_About this task_.
Would you reproduce each of the records below precisely, with the pictures left out?

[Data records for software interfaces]
*** Begin section ***

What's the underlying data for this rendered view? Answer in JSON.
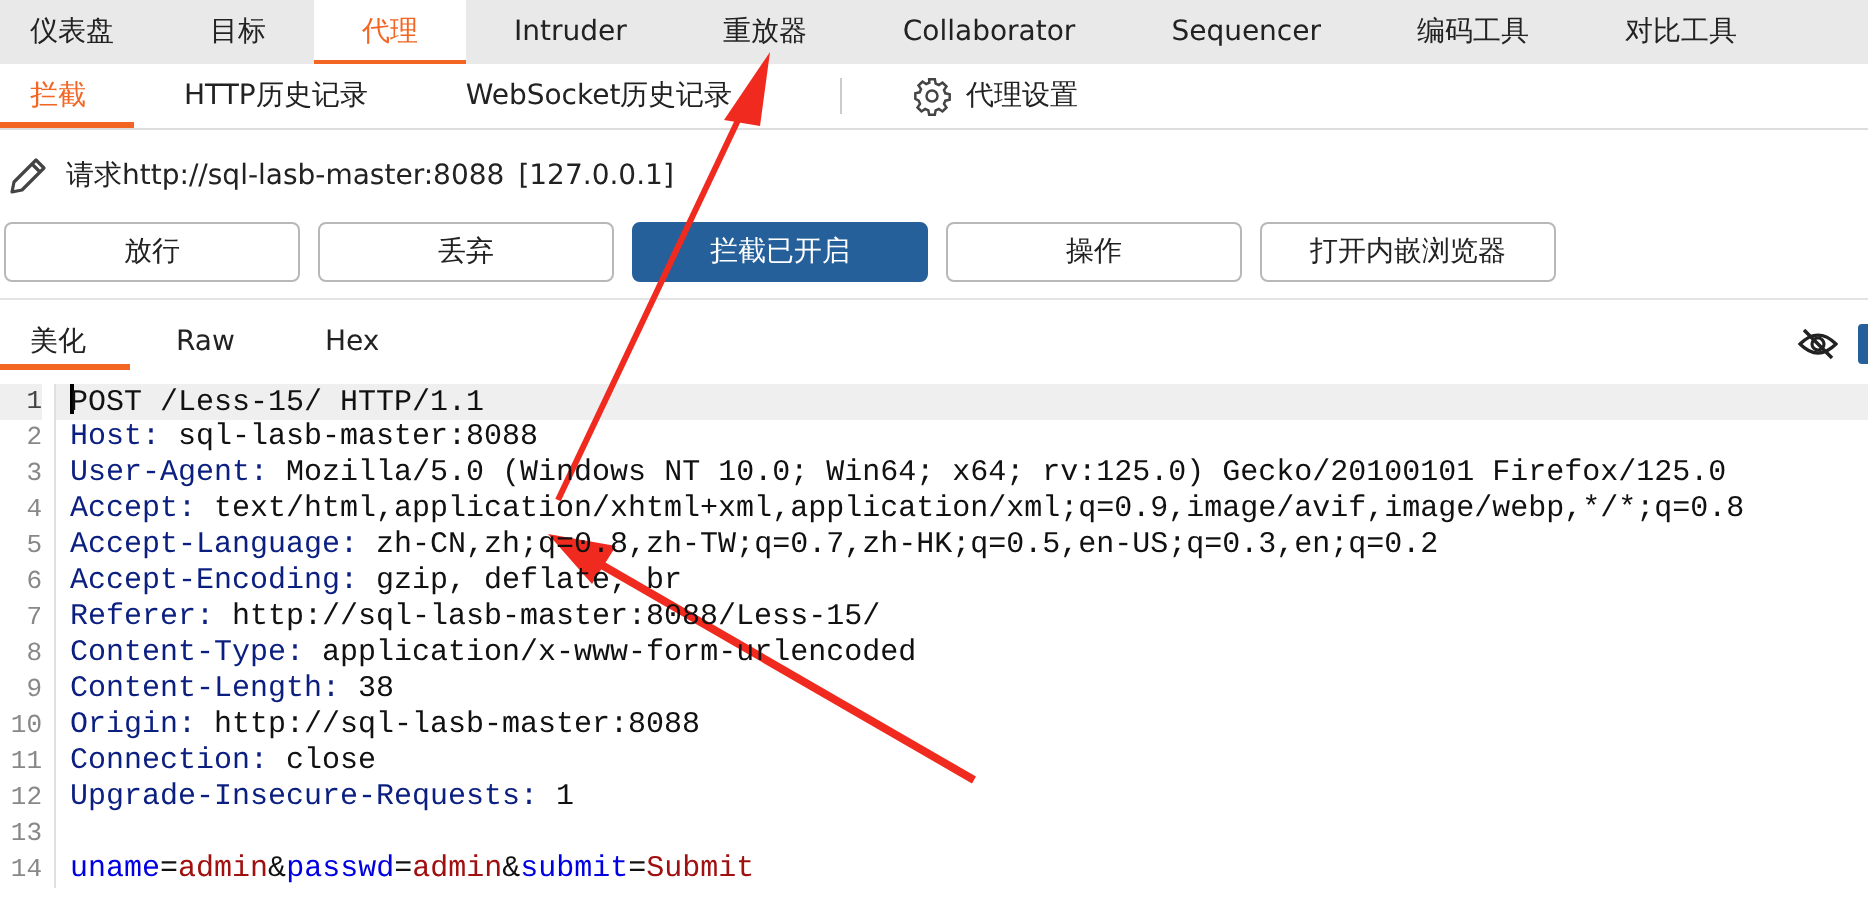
{
  "main_tabs": [
    {
      "label": "仪表盘",
      "selected": false
    },
    {
      "label": "目标",
      "selected": false
    },
    {
      "label": "代理",
      "selected": true
    },
    {
      "label": "Intruder",
      "selected": false
    },
    {
      "label": "重放器",
      "selected": false
    },
    {
      "label": "Collaborator",
      "selected": false
    },
    {
      "label": "Sequencer",
      "selected": false
    },
    {
      "label": "编码工具",
      "selected": false
    },
    {
      "label": "对比工具",
      "selected": false
    }
  ],
  "sub_tabs": [
    {
      "label": "拦截",
      "selected": true
    },
    {
      "label": "HTTP历史记录",
      "selected": false
    },
    {
      "label": "WebSocket历史记录",
      "selected": false
    }
  ],
  "settings_label": "代理设置",
  "request_info": {
    "url": "请求http://sql-lasb-master:8088",
    "ip": "[127.0.0.1]"
  },
  "buttons": [
    {
      "label": "放行",
      "on": false
    },
    {
      "label": "丢弃",
      "on": false
    },
    {
      "label": "拦截已开启",
      "on": true
    },
    {
      "label": "操作",
      "on": false
    },
    {
      "label": "打开内嵌浏览器",
      "on": false
    }
  ],
  "editor_tabs": [
    {
      "label": "美化",
      "selected": true
    },
    {
      "label": "Raw",
      "selected": false
    },
    {
      "label": "Hex",
      "selected": false
    }
  ],
  "lines": [
    {
      "number": "1",
      "current": true,
      "segments": [
        {
          "kind": "plain",
          "text": "POST /Less-15/ HTTP/1.1"
        }
      ]
    },
    {
      "number": "2",
      "current": false,
      "segments": [
        {
          "kind": "header",
          "text": "Host:"
        },
        {
          "kind": "plain",
          "text": " sql-lasb-master:8088"
        }
      ]
    },
    {
      "number": "3",
      "current": false,
      "segments": [
        {
          "kind": "header",
          "text": "User-Agent:"
        },
        {
          "kind": "plain",
          "text": " Mozilla/5.0 (Windows NT 10.0; Win64; x64; rv:125.0) Gecko/20100101 Firefox/125.0"
        }
      ]
    },
    {
      "number": "4",
      "current": false,
      "segments": [
        {
          "kind": "header",
          "text": "Accept:"
        },
        {
          "kind": "plain",
          "text": " text/html,application/xhtml+xml,application/xml;q=0.9,image/avif,image/webp,*/*;q=0.8"
        }
      ]
    },
    {
      "number": "5",
      "current": false,
      "segments": [
        {
          "kind": "header",
          "text": "Accept-Language:"
        },
        {
          "kind": "plain",
          "text": " zh-CN,zh;q=0.8,zh-TW;q=0.7,zh-HK;q=0.5,en-US;q=0.3,en;q=0.2"
        }
      ]
    },
    {
      "number": "6",
      "current": false,
      "segments": [
        {
          "kind": "header",
          "text": "Accept-Encoding:"
        },
        {
          "kind": "plain",
          "text": " gzip, deflate, br"
        }
      ]
    },
    {
      "number": "7",
      "current": false,
      "segments": [
        {
          "kind": "header",
          "text": "Referer:"
        },
        {
          "kind": "plain",
          "text": " http://sql-lasb-master:8088/Less-15/"
        }
      ]
    },
    {
      "number": "8",
      "current": false,
      "segments": [
        {
          "kind": "header",
          "text": "Content-Type:"
        },
        {
          "kind": "plain",
          "text": " application/x-www-form-urlencoded"
        }
      ]
    },
    {
      "number": "9",
      "current": false,
      "segments": [
        {
          "kind": "header",
          "text": "Content-Length:"
        },
        {
          "kind": "plain",
          "text": " 38"
        }
      ]
    },
    {
      "number": "10",
      "current": false,
      "segments": [
        {
          "kind": "header",
          "text": "Origin:"
        },
        {
          "kind": "plain",
          "text": " http://sql-lasb-master:8088"
        }
      ]
    },
    {
      "number": "11",
      "current": false,
      "segments": [
        {
          "kind": "header",
          "text": "Connection:"
        },
        {
          "kind": "plain",
          "text": " close"
        }
      ]
    },
    {
      "number": "12",
      "current": false,
      "segments": [
        {
          "kind": "header",
          "text": "Upgrade-Insecure-Requests:"
        },
        {
          "kind": "plain",
          "text": " 1"
        }
      ]
    },
    {
      "number": "13",
      "current": false
    },
    {
      "number": "14",
      "current": false,
      "segments": [
        {
          "kind": "param",
          "text": "uname"
        },
        {
          "kind": "plain",
          "text": "="
        },
        {
          "kind": "pvalue",
          "text": "admin"
        },
        {
          "kind": "plain",
          "text": "&"
        },
        {
          "kind": "param",
          "text": "passwd"
        },
        {
          "kind": "plain",
          "text": "="
        },
        {
          "kind": "pvalue",
          "text": "admin"
        },
        {
          "kind": "plain",
          "text": "&"
        },
        {
          "kind": "param",
          "text": "submit"
        },
        {
          "kind": "plain",
          "text": "="
        },
        {
          "kind": "pvalue",
          "text": "Submit"
        }
      ]
    }
  ]
}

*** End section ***

_Result of the task_.
What's the underlying data for this rendered view? Answer in JSON.
{
  "main_tabs": [
    {
      "label": "仪表盘",
      "selected": false
    },
    {
      "label": "目标",
      "selected": false
    },
    {
      "label": "代理",
      "selected": true
    },
    {
      "label": "Intruder",
      "selected": false
    },
    {
      "label": "重放器",
      "selected": false
    },
    {
      "label": "Collaborator",
      "selected": false
    },
    {
      "label": "Sequencer",
      "selected": false
    },
    {
      "label": "编码工具",
      "selected": false
    },
    {
      "label": "对比工具",
      "selected": false
    }
  ],
  "sub_tabs": [
    {
      "label": "拦截",
      "selected": true
    },
    {
      "label": "HTTP历史记录",
      "selected": false
    },
    {
      "label": "WebSocket历史记录",
      "selected": false
    }
  ],
  "settings_label": "代理设置",
  "request_info": {
    "url": "请求http://sql-lasb-master:8088",
    "ip": "[127.0.0.1]"
  },
  "buttons": [
    {
      "label": "放行",
      "on": false
    },
    {
      "label": "丢弃",
      "on": false
    },
    {
      "label": "拦截已开启",
      "on": true
    },
    {
      "label": "操作",
      "on": false
    },
    {
      "label": "打开内嵌浏览器",
      "on": false
    }
  ],
  "editor_tabs": [
    {
      "label": "美化",
      "selected": true
    },
    {
      "label": "Raw",
      "selected": false
    },
    {
      "label": "Hex",
      "selected": false
    }
  ],
  "lines": [
    {
      "number": "1",
      "current": true,
      "segments": [
        {
          "kind": "plain",
          "text": "POST /Less-15/ HTTP/1.1"
        }
      ]
    },
    {
      "number": "2",
      "current": false,
      "segments": [
        {
          "kind": "header",
          "text": "Host:"
        },
        {
          "kind": "plain",
          "text": " sql-lasb-master:8088"
        }
      ]
    },
    {
      "number": "3",
      "current": false,
      "segments": [
        {
          "kind": "header",
          "text": "User-Agent:"
        },
        {
          "kind": "plain",
          "text": " Mozilla/5.0 (Windows NT 10.0; Win64; x64; rv:125.0) Gecko/20100101 Firefox/125.0"
        }
      ]
    },
    {
      "number": "4",
      "current": false,
      "segments": [
        {
          "kind": "header",
          "text": "Accept:"
        },
        {
          "kind": "plain",
          "text": " text/html,application/xhtml+xml,application/xml;q=0.9,image/avif,image/webp,*/*;q=0.8"
        }
      ]
    },
    {
      "number": "5",
      "current": false,
      "segments": [
        {
          "kind": "header",
          "text": "Accept-Language:"
        },
        {
          "kind": "plain",
          "text": " zh-CN,zh;q=0.8,zh-TW;q=0.7,zh-HK;q=0.5,en-US;q=0.3,en;q=0.2"
        }
      ]
    },
    {
      "number": "6",
      "current": false,
      "segments": [
        {
          "kind": "header",
          "text": "Accept-Encoding:"
        },
        {
          "kind": "plain",
          "text": " gzip, deflate, br"
        }
      ]
    },
    {
      "number": "7",
      "current": false,
      "segments": [
        {
          "kind": "header",
          "text": "Referer:"
        },
        {
          "kind": "plain",
          "text": " http://sql-lasb-master:8088/Less-15/"
        }
      ]
    },
    {
      "number": "8",
      "current": false,
      "segments": [
        {
          "kind": "header",
          "text": "Content-Type:"
        },
        {
          "kind": "plain",
          "text": " application/x-www-form-urlencoded"
        }
      ]
    },
    {
      "number": "9",
      "current": false,
      "segments": [
        {
          "kind": "header",
          "text": "Content-Length:"
        },
        {
          "kind": "plain",
          "text": " 38"
        }
      ]
    },
    {
      "number": "10",
      "current": false,
      "segments": [
        {
          "kind": "header",
          "text": "Origin:"
        },
        {
          "kind": "plain",
          "text": " http://sql-lasb-master:8088"
        }
      ]
    },
    {
      "number": "11",
      "current": false,
      "segments": [
        {
          "kind": "header",
          "text": "Connection:"
        },
        {
          "kind": "plain",
          "text": " close"
        }
      ]
    },
    {
      "number": "12",
      "current": false,
      "segments": [
        {
          "kind": "header",
          "text": "Upgrade-Insecure-Requests:"
        },
        {
          "kind": "plain",
          "text": " 1"
        }
      ]
    },
    {
      "number": "13",
      "current": false
    },
    {
      "number": "14",
      "current": false,
      "segments": [
        {
          "kind": "param",
          "text": "uname"
        },
        {
          "kind": "plain",
          "text": "="
        },
        {
          "kind": "pvalue",
          "text": "admin"
        },
        {
          "kind": "plain",
          "text": "&"
        },
        {
          "kind": "param",
          "text": "passwd"
        },
        {
          "kind": "plain",
          "text": "="
        },
        {
          "kind": "pvalue",
          "text": "admin"
        },
        {
          "kind": "plain",
          "text": "&"
        },
        {
          "kind": "param",
          "text": "submit"
        },
        {
          "kind": "plain",
          "text": "="
        },
        {
          "kind": "pvalue",
          "text": "Submit"
        }
      ]
    }
  ]
}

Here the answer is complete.